──────── Data shown ────────

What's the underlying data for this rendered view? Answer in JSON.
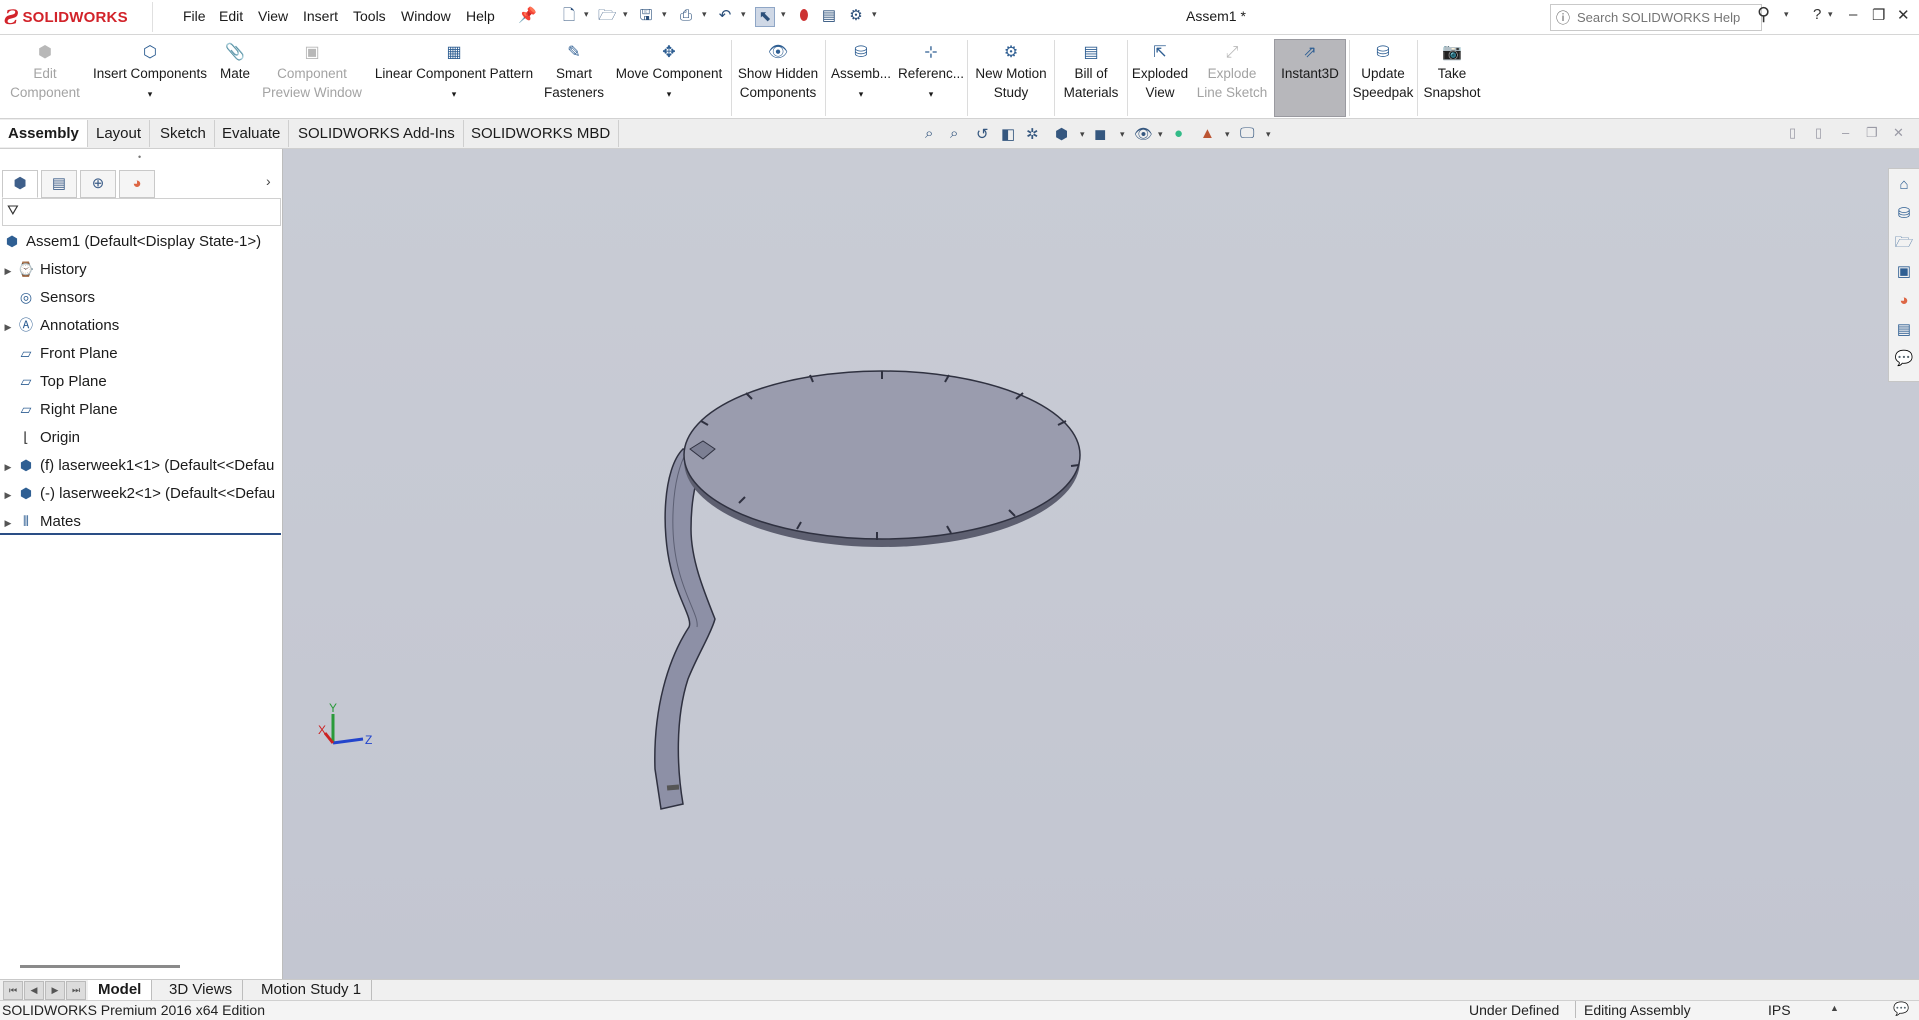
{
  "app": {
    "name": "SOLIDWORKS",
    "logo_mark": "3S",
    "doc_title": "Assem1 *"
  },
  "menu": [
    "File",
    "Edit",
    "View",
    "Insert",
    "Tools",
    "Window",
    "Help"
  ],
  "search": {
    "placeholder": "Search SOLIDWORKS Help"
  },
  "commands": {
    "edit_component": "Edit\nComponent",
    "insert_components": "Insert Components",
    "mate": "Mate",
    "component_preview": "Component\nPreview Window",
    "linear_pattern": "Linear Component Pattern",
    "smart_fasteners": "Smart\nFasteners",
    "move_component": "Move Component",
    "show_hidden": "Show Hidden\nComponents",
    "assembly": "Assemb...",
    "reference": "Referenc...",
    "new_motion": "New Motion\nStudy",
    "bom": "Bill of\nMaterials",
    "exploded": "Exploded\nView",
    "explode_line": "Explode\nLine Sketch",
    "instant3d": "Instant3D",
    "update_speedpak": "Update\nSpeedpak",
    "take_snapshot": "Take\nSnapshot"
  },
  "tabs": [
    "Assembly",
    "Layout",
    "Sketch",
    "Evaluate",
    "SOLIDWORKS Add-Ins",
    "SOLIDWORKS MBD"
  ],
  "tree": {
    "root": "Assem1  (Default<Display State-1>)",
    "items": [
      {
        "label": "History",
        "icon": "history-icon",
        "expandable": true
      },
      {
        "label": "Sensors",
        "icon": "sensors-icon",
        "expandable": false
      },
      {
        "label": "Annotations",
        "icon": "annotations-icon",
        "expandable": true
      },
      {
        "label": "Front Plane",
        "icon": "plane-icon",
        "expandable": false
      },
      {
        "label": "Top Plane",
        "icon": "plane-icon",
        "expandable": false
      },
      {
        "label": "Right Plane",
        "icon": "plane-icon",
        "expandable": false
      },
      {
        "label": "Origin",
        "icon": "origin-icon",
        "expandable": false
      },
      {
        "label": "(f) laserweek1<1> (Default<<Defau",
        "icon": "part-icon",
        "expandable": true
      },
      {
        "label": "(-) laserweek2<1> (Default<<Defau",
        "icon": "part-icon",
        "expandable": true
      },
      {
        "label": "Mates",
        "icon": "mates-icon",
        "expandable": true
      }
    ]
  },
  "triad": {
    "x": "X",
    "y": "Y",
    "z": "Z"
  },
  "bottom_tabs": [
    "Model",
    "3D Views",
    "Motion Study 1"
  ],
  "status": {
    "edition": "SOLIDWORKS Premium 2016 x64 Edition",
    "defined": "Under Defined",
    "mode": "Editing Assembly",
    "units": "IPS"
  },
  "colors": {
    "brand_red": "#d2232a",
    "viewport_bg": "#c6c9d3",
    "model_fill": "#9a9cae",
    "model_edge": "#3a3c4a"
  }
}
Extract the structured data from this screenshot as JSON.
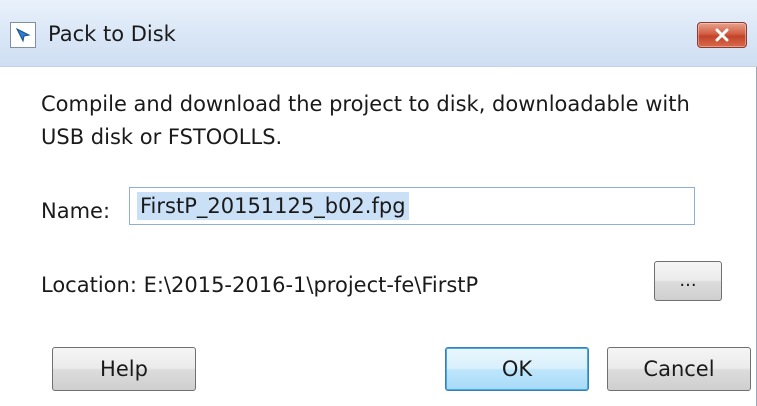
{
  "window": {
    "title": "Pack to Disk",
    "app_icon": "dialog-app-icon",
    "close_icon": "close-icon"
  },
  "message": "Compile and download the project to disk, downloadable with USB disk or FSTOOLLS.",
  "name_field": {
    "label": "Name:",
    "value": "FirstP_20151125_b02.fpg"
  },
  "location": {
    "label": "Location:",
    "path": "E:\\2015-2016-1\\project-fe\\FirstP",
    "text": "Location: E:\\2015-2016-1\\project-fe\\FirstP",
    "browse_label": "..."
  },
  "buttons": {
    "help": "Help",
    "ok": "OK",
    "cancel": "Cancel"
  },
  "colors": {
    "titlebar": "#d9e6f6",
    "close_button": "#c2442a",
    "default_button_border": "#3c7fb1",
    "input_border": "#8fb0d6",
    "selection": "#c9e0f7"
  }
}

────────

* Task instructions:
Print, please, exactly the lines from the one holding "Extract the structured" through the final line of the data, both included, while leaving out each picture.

* Solution to the problem:
Extract the structured data from this screenshot as JSON.
{
  "window": {
    "title": "Pack to Disk",
    "app_icon": "dialog-app-icon",
    "close_icon": "close-icon"
  },
  "message": "Compile and download the project to disk, downloadable with USB disk or FSTOOLLS.",
  "name_field": {
    "label": "Name:",
    "value": "FirstP_20151125_b02.fpg"
  },
  "location": {
    "label": "Location:",
    "path": "E:\\2015-2016-1\\project-fe\\FirstP",
    "text": "Location: E:\\2015-2016-1\\project-fe\\FirstP",
    "browse_label": "..."
  },
  "buttons": {
    "help": "Help",
    "ok": "OK",
    "cancel": "Cancel"
  },
  "colors": {
    "titlebar": "#d9e6f6",
    "close_button": "#c2442a",
    "default_button_border": "#3c7fb1",
    "input_border": "#8fb0d6",
    "selection": "#c9e0f7"
  }
}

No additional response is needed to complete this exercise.